Be Aware of Benzene Formation Risks: Understand that certain ingredients, like sodium benzoate, can form benzene under specific conditions. This possibility should be considered in benzene testing schedules and in setting expiration dates.
Conduct Thorough Benzene Testing: Test drugs for benzene contamination at release and during stability, adhering to 21 CFR 211.165 and 211.166.
Respond to Benzene Levels Above 2 ppm: Do not release any drug product batch containing benzene above 2 ppm. If such batches are already distributed, contact the FDA to discuss potential recall actions.
Report Supply Disruptions: If withholding a product or initiating a recall affects drug supply, contact CDER’s Drug Shortages Staff immediately.
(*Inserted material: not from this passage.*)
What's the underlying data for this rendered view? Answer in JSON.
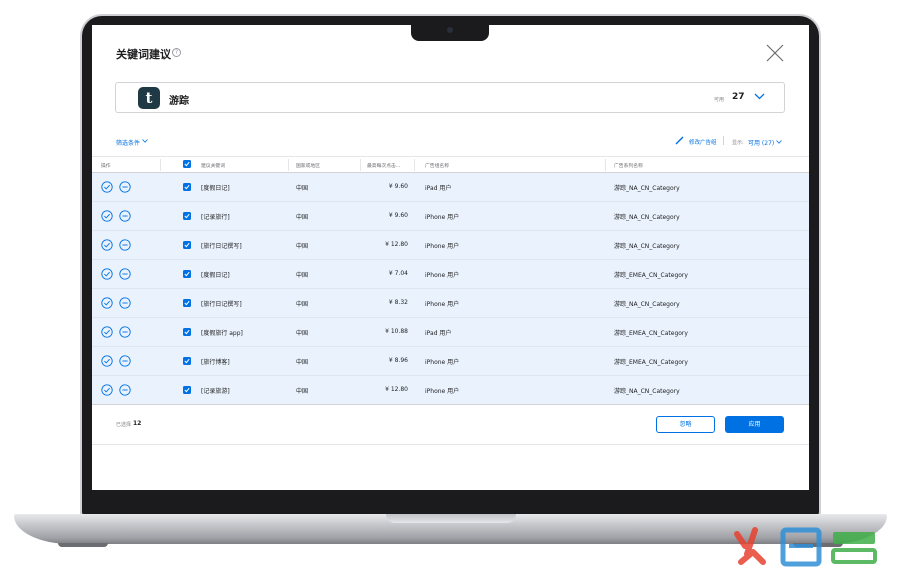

Submit Field Alert Reports (FARs): For NDA and ANDA products with benzene levels above 2 ppm, FARs are required as per 21 CFR 314.81(b)(1)(ii). If benzene levels are below 2 ppm, contact FDA at CDERfirstname.lastname@example.org.
Contact FDA for Nonapplication Products: If testing reveals benzene in nonapplication products, including over-the-counter monograph drug products, contact the FDA and be prepared to provide test results and information on the potential benzene source.
Follow Specific Contact Protocols:
For drug product batches in distribution with benzene above 2 ppm: Submit FARs for ANDAs and NDAs, and contact appropriate Office of Regulatory Affairs (ORA) Division Recall Coordinators.
For active pharmaceutical ingredient (API) lots with benzene above 2 ppm: FDA will advise on next steps, including notifying entities that received contaminated API. Contact appropriate ORA Division Recall Coordinators.
For any drug product or API with benzene above the limit of detection but below 2 ppm: Be prepared to share methods and information on the potential source of benzene with the FDA. Contact FDA at CDERemail@example.com.
In the background of the guidance, the FDA discusses the risk associated with carbomers manufactured using benzene, outlines the regulatory stance on benzene levels in drug products, and asserts the need to switch to non-benzene-containing carbomer grades.
According to the Q3C guidance, if benzene use is necessary to produce a drug product that has significant therapeutic benefits, its levels should be limited to 2 parts per million (ppm).
Additionally, the guidance is aligned with the FDA's scale-up and post-approval changes (SUPAC) guidelines.
The FDA advises that when transitioning to non-benzene-containing grades of carbomers, drug manufacturers and applicants should assess the impact of these changes on the strength, quality, purity, and potency of the drug product.
The final guidance provides recommended reporting categories and documentation requirements for reformulating with different dosage forms. For instance, for semisolid dosage forms, the guidance specifies that applicants and manufacturers should adhere to the recommendations in the May 1997 SUPAC guidance for nonsterile semisolid dosage forms.